Heimat. A Sense of Belonging

by Rica Cerbarano, February 2020 (Italy)
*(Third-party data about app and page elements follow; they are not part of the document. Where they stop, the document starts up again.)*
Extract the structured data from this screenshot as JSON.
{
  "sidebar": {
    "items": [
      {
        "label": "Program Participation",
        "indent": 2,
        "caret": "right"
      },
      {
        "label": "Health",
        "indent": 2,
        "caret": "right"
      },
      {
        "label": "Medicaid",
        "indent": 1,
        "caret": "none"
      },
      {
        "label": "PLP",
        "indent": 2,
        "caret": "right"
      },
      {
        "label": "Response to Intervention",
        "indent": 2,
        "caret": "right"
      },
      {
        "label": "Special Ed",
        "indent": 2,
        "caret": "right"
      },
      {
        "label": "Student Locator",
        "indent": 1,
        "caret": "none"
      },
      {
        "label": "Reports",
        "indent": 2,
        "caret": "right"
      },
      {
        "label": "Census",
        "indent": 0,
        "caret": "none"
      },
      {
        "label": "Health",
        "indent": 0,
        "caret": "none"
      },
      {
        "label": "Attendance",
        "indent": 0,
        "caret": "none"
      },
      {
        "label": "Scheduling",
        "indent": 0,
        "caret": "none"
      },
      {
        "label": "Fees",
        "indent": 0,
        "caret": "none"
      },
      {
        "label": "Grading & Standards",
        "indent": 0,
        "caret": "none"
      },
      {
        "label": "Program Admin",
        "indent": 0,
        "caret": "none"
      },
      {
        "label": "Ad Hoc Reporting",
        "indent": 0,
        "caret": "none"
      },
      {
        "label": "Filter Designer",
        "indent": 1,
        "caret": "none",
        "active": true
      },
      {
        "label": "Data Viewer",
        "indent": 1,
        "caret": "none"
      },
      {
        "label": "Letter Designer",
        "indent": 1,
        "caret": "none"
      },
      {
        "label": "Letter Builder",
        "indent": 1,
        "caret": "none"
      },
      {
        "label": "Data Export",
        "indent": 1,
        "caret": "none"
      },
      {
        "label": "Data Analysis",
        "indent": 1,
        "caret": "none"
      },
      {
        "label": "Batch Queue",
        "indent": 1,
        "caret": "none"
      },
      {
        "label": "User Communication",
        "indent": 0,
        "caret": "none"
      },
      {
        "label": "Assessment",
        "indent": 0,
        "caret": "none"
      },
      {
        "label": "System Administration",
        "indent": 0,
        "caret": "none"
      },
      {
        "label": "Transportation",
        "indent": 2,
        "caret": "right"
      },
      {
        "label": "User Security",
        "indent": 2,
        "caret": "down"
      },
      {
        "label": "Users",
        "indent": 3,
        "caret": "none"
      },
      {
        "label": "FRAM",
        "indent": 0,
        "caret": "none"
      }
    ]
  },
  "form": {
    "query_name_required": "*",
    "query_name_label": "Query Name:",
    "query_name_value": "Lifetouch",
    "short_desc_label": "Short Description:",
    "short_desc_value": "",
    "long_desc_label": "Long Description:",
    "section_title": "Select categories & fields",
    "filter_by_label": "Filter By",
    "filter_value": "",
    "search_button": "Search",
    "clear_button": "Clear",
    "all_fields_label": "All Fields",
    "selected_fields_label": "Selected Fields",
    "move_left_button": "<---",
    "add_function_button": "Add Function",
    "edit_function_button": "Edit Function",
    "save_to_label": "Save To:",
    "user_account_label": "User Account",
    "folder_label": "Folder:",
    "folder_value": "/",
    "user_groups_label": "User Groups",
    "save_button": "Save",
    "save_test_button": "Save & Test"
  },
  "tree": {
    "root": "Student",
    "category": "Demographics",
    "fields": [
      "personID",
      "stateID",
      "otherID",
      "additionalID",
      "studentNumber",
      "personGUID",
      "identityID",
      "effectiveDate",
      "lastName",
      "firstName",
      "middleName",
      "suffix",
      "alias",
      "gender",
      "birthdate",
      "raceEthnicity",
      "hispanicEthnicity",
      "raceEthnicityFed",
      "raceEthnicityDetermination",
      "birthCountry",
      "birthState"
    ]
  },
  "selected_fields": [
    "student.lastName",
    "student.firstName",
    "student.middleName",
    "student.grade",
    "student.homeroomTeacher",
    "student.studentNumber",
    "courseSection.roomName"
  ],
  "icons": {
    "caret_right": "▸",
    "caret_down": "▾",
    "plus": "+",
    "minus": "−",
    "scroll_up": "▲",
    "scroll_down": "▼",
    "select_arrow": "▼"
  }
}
In Italian, and in all Romance languages, the German word Heimat cannot be truly translated. Heimat is not simply “home” or “homeland”: it is a place of the heart, the place to which one belongs and which in some way defines who we are, or at least where we come from. For Peter Lindbergh, Heimat is the industrial city of Duisburg, where he grew up, a few kilometers away from Dusseldorf. Factories, fog, steel and many other shades of gray. The charm of a place stripped of its beauty has left an unmistakable mark in Lindbergh's work, teaching him to appreciate the deep layer of things and people: in a word, their personality. Peter Lindbergh, born in Leszno, Poland, in 1944, did not like to be called a fashion photographer; rather he considered himself a portraitist. His shots, deeply influenced by the aesthetics of German expressionist cinema and by the blunt realism of photographers who wrote the history of documentary photography (Dorothea Lange, Walker Evans, Garry Winogrand, August Sander, Paul Strand), have almost always had a unique subject: the woman. In fact, Peter Lindbergh dedicated his life to understand femininity, trying to represent it through a disarming honesty, which in the 90s helped to redefine the canons of beauty. >Lindbergh has truly left his mark on the history of fashion photography, tracing the road for his successors. If it is true that the mission of fashion photography is not that much to document the present but to lay the foundations for the construction of a future reality, Peter Lindbergh was a master: he freed women from bias and stereotypes about femininity that reigned in the fashion system in the 80s, but even more he was able to create an imaginary that far anticipated the times to come (it’s impossible to forget the editorials set in post-futuristic scenarios and the aliens he was so fond of, one of all “Towards 2000”, Vogue Italia, March 1990). Lindbergh has truly left his mark on the history of fashion photography, tracing the road for his successors: in his pictures he staged stories of ordinary women, self-confident modern heroines, proud of their bodies and their uniqueness, creating a perfect synthesis between cinematographic storytelling and photographic realism — page after page, image after image. Many of these shootings have been realised for Vogue Italia with which Lindbergh is known to have had a special relationship, a unique partnership of its kind. That’s why after his death, on September 3, 2019, Vogue Italia has published a special book dedicated to the great photographer, distributed as a supplement in the October 2019 issue. The book celebrates the relationship with the magazine through a 48-page portfolio and the testimonies of those who loved him to the last day. The intrinsic honesty in Lindbergh’s work is what has distinguished him from his colleagues, and precisely this search for honesty in opposition to artifice, this authenticity, representation without filters (Lindbergh has always opposed retouching in post-production defining it an ethical rather than aesthetic choice), is the starting point of the exhibition that Giorgio Armani dedicates to the photographer. Opening on February 22nd at Armani/Silos and titled “Heimat. At Sense of Belonging”, the exhibition covers the photographer's decades-long career, presenting well-known and lesser-known aspects of his work. The heart of the exhibition, structured in three sections, revolves around images in which the industrial environment is more than just a background: it’s the protagonist, “splendidly naked in its truth” and origin of the unique point of view of the photographer’s unmistakable aesthetic. Here it is, Peter Lindbergh's Heimat, which reveals itself proudly to lead the viewer on a three-stroke visual journey. >The exhibition highlights the extraordinary affinities between two visionary figures, whose original sense of identity has defined very personal and very high standards. Curated by Giorgio Armani in collaboration with the Peter Lindbergh Foundation, the exhibition highlights the extraordinary affinities between two visionary figures, whose original sense of identity has defined very personal and very high standards, both in art and in life. Giorgio Armani and Peter Lindbergh share values ​​that have permeated all their aesthetics and that have given rise to a close collaboration that began in the early 1980s and continued throughout their careers. The exhibition itinerary describes the complexity and immediacy of Lindbergh’s works, as well as their timelessness. The photographs taken by Peter Lindbergh have become iconic and, as such, they have probably won the challenge against time - but this is not the reason why they transcend it. We have already said it, Lindbergh did not like to call himself a fashion photographer, but what other photographic genre can completely cross the idea of time, condensing past, present and future in one shot? Every good fashion photograph is exactly this: a reference to the past, a comment on the present, an inspiration for the future. And that's exactly what Peter Lindbergh did: drawing inspiration from different languages ​​and narrative codes, he has shaped an unmistakable photographic style, where ethics and aesthetics have found a common point with the aim of redefining the role of women in society, and all this has had evident repercussions on the idea we have today of beauty and femininity. For this reason, Peter Lindbergh’s photography is timeless: a splendid, undeniable, authentic fashion photography.